- Dataset entries -
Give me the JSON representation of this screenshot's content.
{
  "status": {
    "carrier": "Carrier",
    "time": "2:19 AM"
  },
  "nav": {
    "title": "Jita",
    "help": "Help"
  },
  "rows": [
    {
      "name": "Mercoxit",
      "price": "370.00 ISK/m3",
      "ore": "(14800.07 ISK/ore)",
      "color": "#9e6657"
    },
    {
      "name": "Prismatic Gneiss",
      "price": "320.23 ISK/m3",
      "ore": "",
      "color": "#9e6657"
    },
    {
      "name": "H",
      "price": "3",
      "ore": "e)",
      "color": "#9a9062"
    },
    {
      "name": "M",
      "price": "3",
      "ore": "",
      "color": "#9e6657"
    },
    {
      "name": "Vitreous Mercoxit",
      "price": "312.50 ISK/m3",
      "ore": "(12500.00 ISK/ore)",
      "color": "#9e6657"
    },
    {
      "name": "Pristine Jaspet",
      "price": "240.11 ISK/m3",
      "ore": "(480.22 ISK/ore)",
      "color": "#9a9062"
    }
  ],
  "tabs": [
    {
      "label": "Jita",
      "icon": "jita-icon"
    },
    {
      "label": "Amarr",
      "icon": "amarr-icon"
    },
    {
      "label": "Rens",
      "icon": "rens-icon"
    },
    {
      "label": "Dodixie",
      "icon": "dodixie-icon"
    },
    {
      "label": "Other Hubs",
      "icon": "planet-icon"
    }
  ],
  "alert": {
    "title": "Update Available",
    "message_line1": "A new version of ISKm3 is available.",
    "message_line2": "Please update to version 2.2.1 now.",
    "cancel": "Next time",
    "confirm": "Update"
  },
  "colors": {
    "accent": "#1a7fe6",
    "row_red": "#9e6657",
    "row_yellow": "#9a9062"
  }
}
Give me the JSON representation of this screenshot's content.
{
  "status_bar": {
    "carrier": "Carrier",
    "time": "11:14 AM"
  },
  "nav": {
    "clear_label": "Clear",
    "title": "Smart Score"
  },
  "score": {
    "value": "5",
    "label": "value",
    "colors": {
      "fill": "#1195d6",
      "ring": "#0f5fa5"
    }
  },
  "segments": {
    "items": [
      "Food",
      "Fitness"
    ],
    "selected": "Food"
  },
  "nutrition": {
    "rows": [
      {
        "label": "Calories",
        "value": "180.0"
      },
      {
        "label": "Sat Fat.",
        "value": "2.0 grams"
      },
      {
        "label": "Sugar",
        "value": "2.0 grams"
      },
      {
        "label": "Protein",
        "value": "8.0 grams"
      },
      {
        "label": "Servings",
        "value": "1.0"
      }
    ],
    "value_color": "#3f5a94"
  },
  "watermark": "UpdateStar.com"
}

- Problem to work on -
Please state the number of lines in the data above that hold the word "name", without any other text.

- Answer for the task -
6